I was present at all the stages permitting the production of cotton yarn: threshing, carding, stretching, spindle rail and winding onto a bobbin, then warping, sizing and weaving of the carded cotton. From raw cotton to the carded cotton sent to the Ivory Coast for the printing of the famous wax also called African fabric, renown internationally.
Second step in Bohicon at a crush plant that produces oilcakes (residue from oil extraction) and cotton oil. Wearing a safety helmet, I went through the different transformation areas, from the arrival of the cotton seeds to their treatment.
Here again, by-products are thrown away, considered as waste, although they have true potential. Waste of fiber, husks, husk ash and filtration sediments will be subjected to material exploration. And bingo, in the boot of the car!
Third step further north, a seven-hour drive from Cotonou, near Parakou, to talk to cotton farmers in their fields and gather their potential needs in materials, their difficulties in managing cotton plant stems, their practices, understand their working day.
With my French accent and speech rate, not always easy to make myself understood but you always end up succeeding. Upcycling cotton stems? The subject that divides! Agronomists campaign for going back to the land but grinding and burying, vital to avoid the appearance of parasites, is not available to cotton farmers, for lack of equipment. Furthermore, other studies in India and the US showed the economic relevance of upcycling cotton stems into particle boards. A project was in fact launched in 2015 in the West African sub-region, but has evidently been stopped. Ongoing enquiry…
Finally, key step in the sector: the ginning factory. Where one separates the seeds from the cotton fiber. With the hubbub of the machines, you have to shout to try and ask questions. Here too, for each cleaning of the cotton fiber, residues are discharged outside.
So, I went back to Cotonou loaded with sample bags and full of ideas. An effective study: before going in the field, three by-products had been identified. After the mission, we counted fourteen.
Next? Co-creation workshops to elaborate with several brains the experimentation protocols of material by-products, according to the problems noticed in the field.
Makers of machines
In parallel, with three students in mechanical engineering at Cotonou, we are thinking about transforming a tile press into a steam press, adapting a grinder for cotton plant stems, and designing a low-cost defibrillating machine to clean and stretch our fiber waste.

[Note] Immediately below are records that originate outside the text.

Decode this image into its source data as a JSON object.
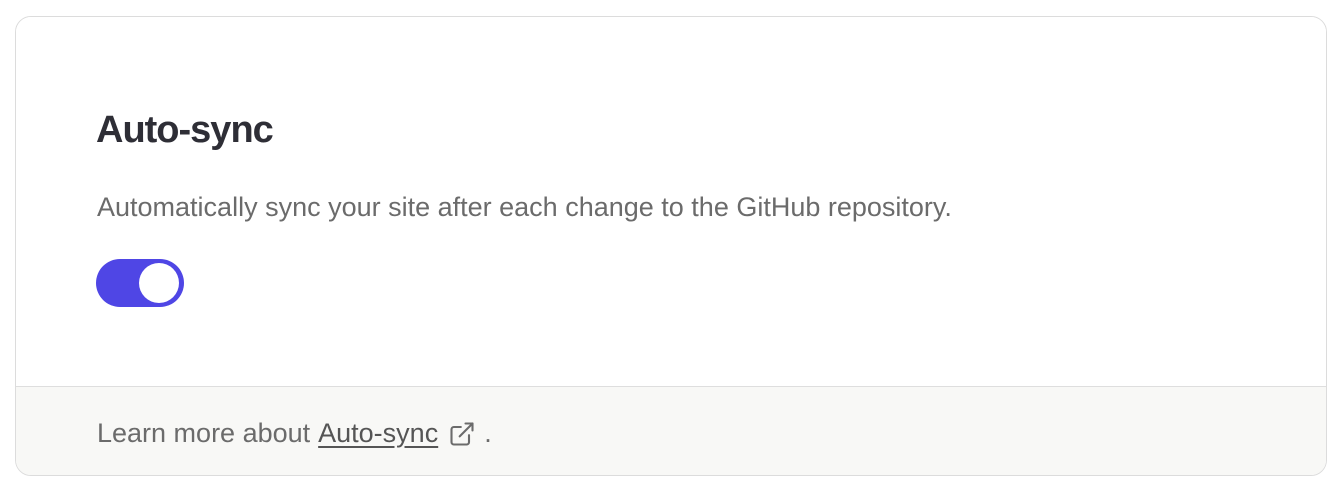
{
  "card": {
    "title": "Auto-sync",
    "description": "Automatically sync your site after each change to the GitHub repository.",
    "toggle": {
      "state": "on",
      "accent_color": "#4f46e5"
    }
  },
  "footer": {
    "prefix": "Learn more about",
    "link_label": "Auto-sync",
    "link_icon": "external-link-icon",
    "suffix": "."
  }
}
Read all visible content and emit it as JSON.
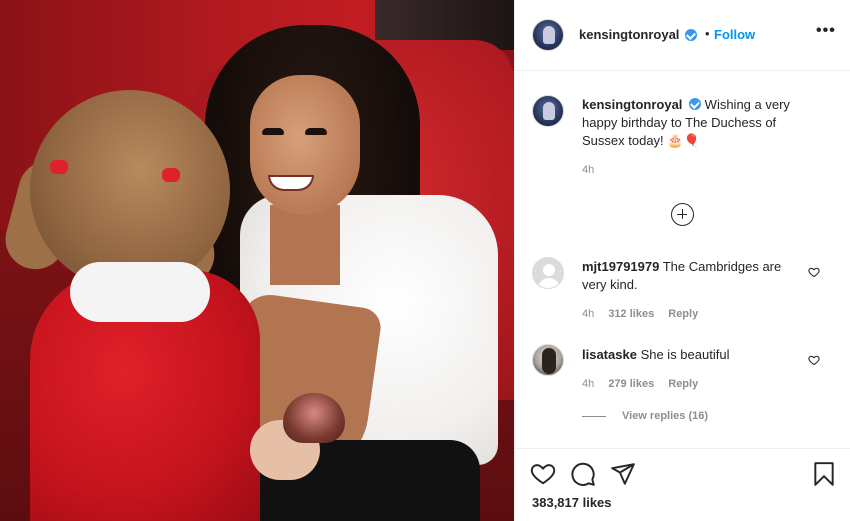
{
  "post": {
    "username": "kensingtonroyal",
    "separator": "•",
    "follow_label": "Follow",
    "more_label": "•••"
  },
  "caption": {
    "username": "kensingtonroyal",
    "text": "Wishing a very happy birthday to The Duchess of Sussex today! 🎂🎈",
    "time": "4h"
  },
  "comments": [
    {
      "username": "mjt19791979",
      "text": "The Cambridges are very kind.",
      "time": "4h",
      "likes": "312 likes",
      "reply_label": "Reply",
      "avatar": "default-avatar"
    },
    {
      "username": "lisataske",
      "text": "She is beautiful",
      "time": "4h",
      "likes": "279 likes",
      "reply_label": "Reply",
      "avatar": "photo-avatar"
    }
  ],
  "view_replies": "View replies (16)",
  "likes_count": "383,817 likes",
  "icons": {
    "verified": "verified-badge-icon",
    "load_more": "plus-circle-icon",
    "like": "heart-icon",
    "comment": "comment-bubble-icon",
    "share": "paper-plane-icon",
    "save": "bookmark-icon"
  },
  "colors": {
    "accent": "#0095f6",
    "verified": "#3897f0",
    "muted": "#8e8e8e",
    "text": "#262626",
    "border": "#efefef"
  }
}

Having made the inventory of the food-processing equipment present in the workshop of Epac (Abomey-Calavi engineering school), we thought about and finalized the design plans this week! Screwdrivers and hammers will thus be part of the next column.
See the previous columns of a material maker